Set down the data below exactly; pictures stay out.

Dataset records START

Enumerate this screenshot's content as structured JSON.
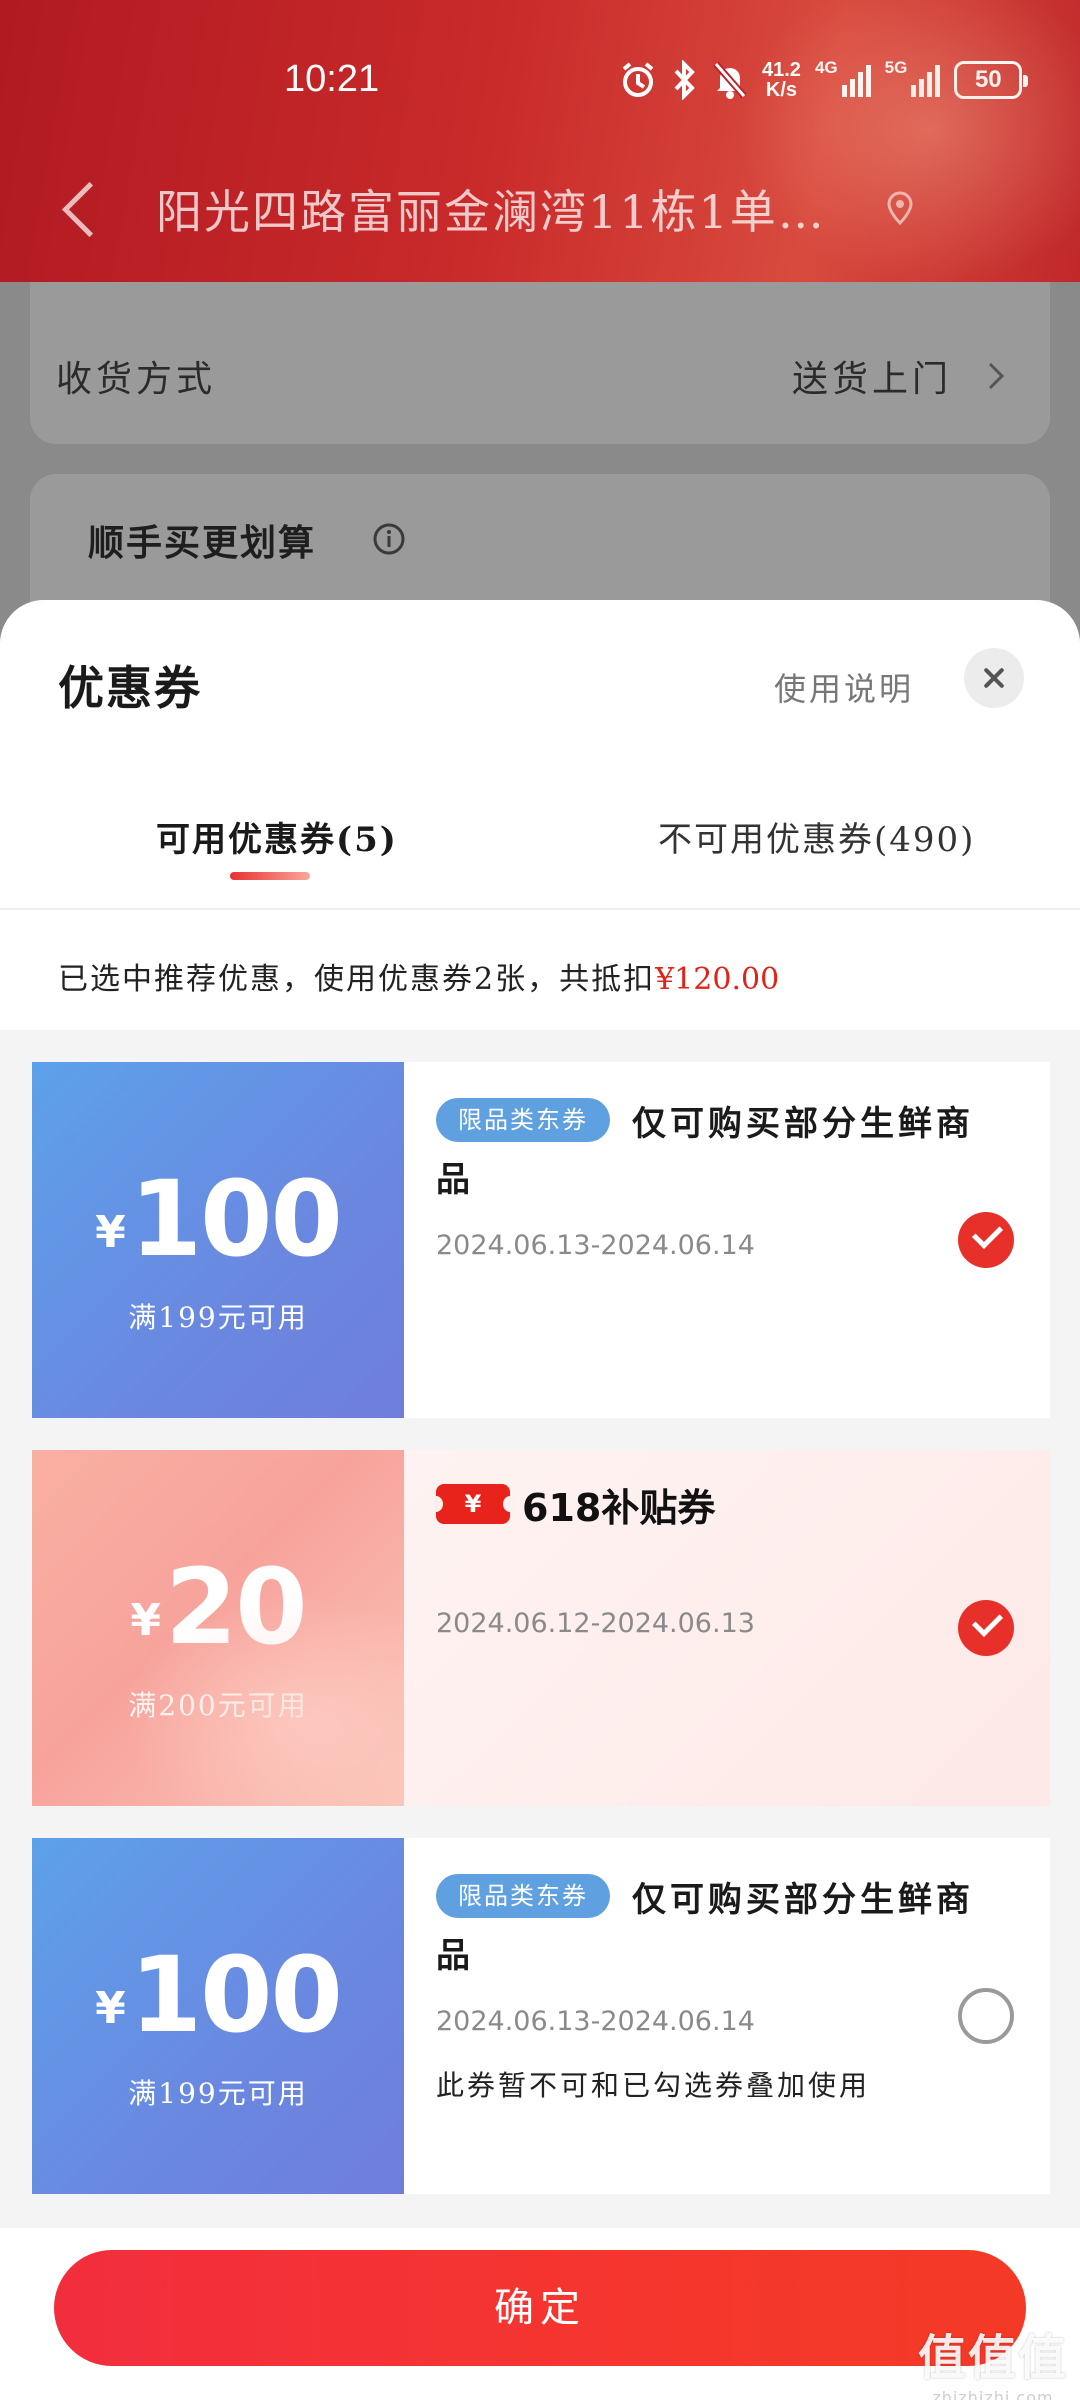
{
  "status_bar": {
    "time": "10:21",
    "net_speed_value": "41.2",
    "net_speed_unit": "K/s",
    "network_4g": "4G",
    "network_5g": "5G",
    "battery": "50"
  },
  "header": {
    "address": "阳光四路富丽金澜湾11栋1单…"
  },
  "background_page": {
    "delivery_label": "收货方式",
    "delivery_value": "送货上门",
    "bundle_title": "顺手买更划算"
  },
  "sheet": {
    "title": "优惠券",
    "usage_link": "使用说明",
    "tabs": [
      {
        "label": "可用优惠券(5)",
        "active": true
      },
      {
        "label": "不可用优惠券(490)",
        "active": false
      }
    ],
    "summary_text": "已选中推荐优惠，使用优惠券2张，共抵扣",
    "summary_amount": "¥120.00"
  },
  "coupons": [
    {
      "currency": "¥",
      "amount": "100",
      "condition": "满199元可用",
      "tag": "限品类东券",
      "title": "仅可购买部分生鲜商品",
      "date_range": "2024.06.13-2024.06.14",
      "checked": true,
      "style": "blue"
    },
    {
      "currency": "¥",
      "amount": "20",
      "condition": "满200元可用",
      "badge_symbol": "¥",
      "badge_text": "618补贴券",
      "date_range": "2024.06.12-2024.06.13",
      "checked": true,
      "style": "pink"
    },
    {
      "currency": "¥",
      "amount": "100",
      "condition": "满199元可用",
      "tag": "限品类东券",
      "title": "仅可购买部分生鲜商品",
      "date_range": "2024.06.13-2024.06.14",
      "note": "此券暂不可和已勾选券叠加使用",
      "checked": false,
      "style": "blue"
    }
  ],
  "footer": {
    "confirm_label": "确定"
  },
  "watermark": {
    "main": "值值值",
    "sub": "zhizhizhi.com"
  },
  "colors": {
    "accent_red": "#e8302a",
    "coupon_blue": "#5da1ea",
    "coupon_pink": "#f9b0a2",
    "header_red": "#b11a22"
  }
}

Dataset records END

Answer for this exercise.
Enumerate this screenshot's content as structured JSON.
{
  "status_bar": {
    "time": "10:21",
    "net_speed_value": "41.2",
    "net_speed_unit": "K/s",
    "network_4g": "4G",
    "network_5g": "5G",
    "battery": "50"
  },
  "header": {
    "address": "阳光四路富丽金澜湾11栋1单…"
  },
  "background_page": {
    "delivery_label": "收货方式",
    "delivery_value": "送货上门",
    "bundle_title": "顺手买更划算"
  },
  "sheet": {
    "title": "优惠券",
    "usage_link": "使用说明",
    "tabs": [
      {
        "label": "可用优惠券(5)",
        "active": true
      },
      {
        "label": "不可用优惠券(490)",
        "active": false
      }
    ],
    "summary_text": "已选中推荐优惠，使用优惠券2张，共抵扣",
    "summary_amount": "¥120.00"
  },
  "coupons": [
    {
      "currency": "¥",
      "amount": "100",
      "condition": "满199元可用",
      "tag": "限品类东券",
      "title": "仅可购买部分生鲜商品",
      "date_range": "2024.06.13-2024.06.14",
      "checked": true,
      "style": "blue"
    },
    {
      "currency": "¥",
      "amount": "20",
      "condition": "满200元可用",
      "badge_symbol": "¥",
      "badge_text": "618补贴券",
      "date_range": "2024.06.12-2024.06.13",
      "checked": true,
      "style": "pink"
    },
    {
      "currency": "¥",
      "amount": "100",
      "condition": "满199元可用",
      "tag": "限品类东券",
      "title": "仅可购买部分生鲜商品",
      "date_range": "2024.06.13-2024.06.14",
      "note": "此券暂不可和已勾选券叠加使用",
      "checked": false,
      "style": "blue"
    }
  ],
  "footer": {
    "confirm_label": "确定"
  },
  "watermark": {
    "main": "值值值",
    "sub": "zhizhizhi.com"
  },
  "colors": {
    "accent_red": "#e8302a",
    "coupon_blue": "#5da1ea",
    "coupon_pink": "#f9b0a2",
    "header_red": "#b11a22"
  }
}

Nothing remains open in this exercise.